  5. N.W.A. - Straight Outta Compton. My exposure to rap was pretty limited until college (first roomie was an Army brat, a black guy from Oceanside, not a jazz guy). "Fuck the Police" was a revelation.
  6. The Geto Boys - The Geto Boys. Pretty much the most outrageous and funny gangsta rap ever made.

  7. Richard Thompson - Rumor and Sigh. Opened my eyes to the folk scene of the early 1990s.
  8. Tori Amos - Crucify. My favorite from the angry woman movement.
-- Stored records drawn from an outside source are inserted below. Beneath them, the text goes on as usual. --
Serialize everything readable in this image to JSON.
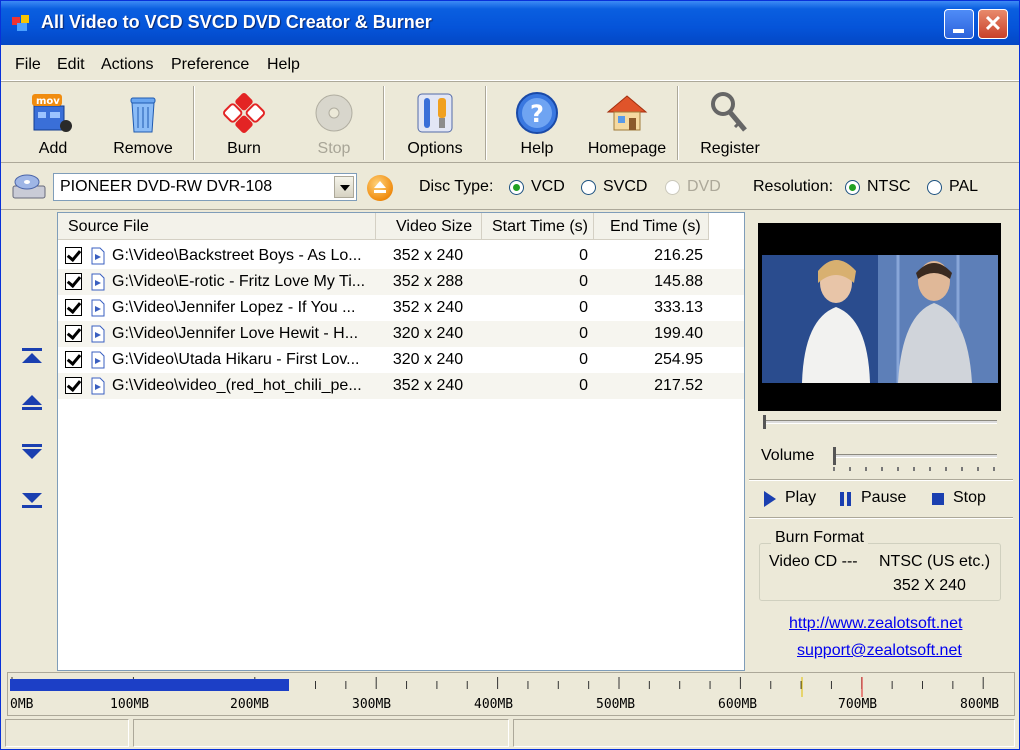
{
  "window": {
    "title": "All Video to VCD SVCD DVD Creator & Burner"
  },
  "menu": [
    {
      "label": "File"
    },
    {
      "label": "Edit"
    },
    {
      "label": "Actions"
    },
    {
      "label": "Preference"
    },
    {
      "label": "Help"
    }
  ],
  "toolbar": {
    "add": "Add",
    "remove": "Remove",
    "burn": "Burn",
    "stop": "Stop",
    "options": "Options",
    "help": "Help",
    "homepage": "Homepage",
    "register": "Register"
  },
  "drive": {
    "selected": "PIONEER  DVD-RW  DVR-108",
    "disc_type_label": "Disc Type:",
    "disc_types": [
      "VCD",
      "SVCD",
      "DVD"
    ],
    "disc_type_selected": "VCD",
    "resolution_label": "Resolution:",
    "resolutions": [
      "NTSC",
      "PAL"
    ],
    "resolution_selected": "NTSC"
  },
  "list": {
    "columns": [
      "Source File",
      "Video Size",
      "Start Time (s)",
      "End Time (s)"
    ],
    "rows": [
      {
        "source": "G:\\Video\\Backstreet Boys - As Lo...",
        "size": "352 x 240",
        "start": "0",
        "end": "216.25",
        "checked": true
      },
      {
        "source": "G:\\Video\\E-rotic - Fritz Love My Ti...",
        "size": "352 x 288",
        "start": "0",
        "end": "145.88",
        "checked": true
      },
      {
        "source": "G:\\Video\\Jennifer Lopez - If You ...",
        "size": "352 x 240",
        "start": "0",
        "end": "333.13",
        "checked": true
      },
      {
        "source": "G:\\Video\\Jennifer Love Hewit - H...",
        "size": "320 x 240",
        "start": "0",
        "end": "199.40",
        "checked": true
      },
      {
        "source": "G:\\Video\\Utada Hikaru - First Lov...",
        "size": "320 x 240",
        "start": "0",
        "end": "254.95",
        "checked": true
      },
      {
        "source": "G:\\Video\\video_(red_hot_chili_pe...",
        "size": "352 x 240",
        "start": "0",
        "end": "217.52",
        "checked": true
      }
    ]
  },
  "player": {
    "volume_label": "Volume",
    "play": "Play",
    "pause": "Pause",
    "stop": "Stop"
  },
  "burn_format": {
    "title": "Burn Format",
    "format": "Video CD ---",
    "standard": "NTSC (US etc.)",
    "resolution": "352 X 240"
  },
  "links": {
    "website": "http://www.zealotsoft.net",
    "support": "support@zealotsoft.net"
  },
  "capacity": {
    "labels": [
      "0MB",
      "100MB",
      "200MB",
      "300MB",
      "400MB",
      "500MB",
      "600MB",
      "700MB",
      "800MB"
    ],
    "used_mb": 230,
    "max_mb": 800
  },
  "colors": {
    "accent": "#1c3fc6",
    "titlebar": "#0554d9",
    "link": "#0000ee"
  }
}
Alerted me to the existence of a completely unexpected scene.
  9. The Butterfly Lady - Her musical taste is similar to mine, but she searches for new music in completely different circles, so I get a lot of exposure to music I probably wouldn't find on my own, like Ali Farka Toure, Outlandish, Mister Gang...

    that one is aka:

  10. The White Stripes - The White Stripes. Opened my eyes to garage rock. I think I listened to this album about 50 times in a row.
  11. Townes Van Zandt - Live at the Old Quarter. I obviously had heard his songs before, but not performed by him. This is a fantastic album. Minimal production is a big plus. This album got me to check out a lot of folk/country from the 1970s.

  12. Joe Purdy - Julie Blue. Uh, yeah, there's a pattern here. I didn't know there was an L.A. folk scene until I blundered into Joe Purdy, who incidentally kicks ass live. Here is a song from his supposedly upcoming album, Last Clock on the Wall:

  13. Mitch Hedberg - Mitch Altogether. Not music, right? Yeah, but he changed how I tell jokes and how I look at run-of-the-mill stuff, which was his bread and butter.
  14. 9 Songs. OK, that's a movie. But it tuned my in to music of the hipster scene. What they were listening to in that five minutes, anyway.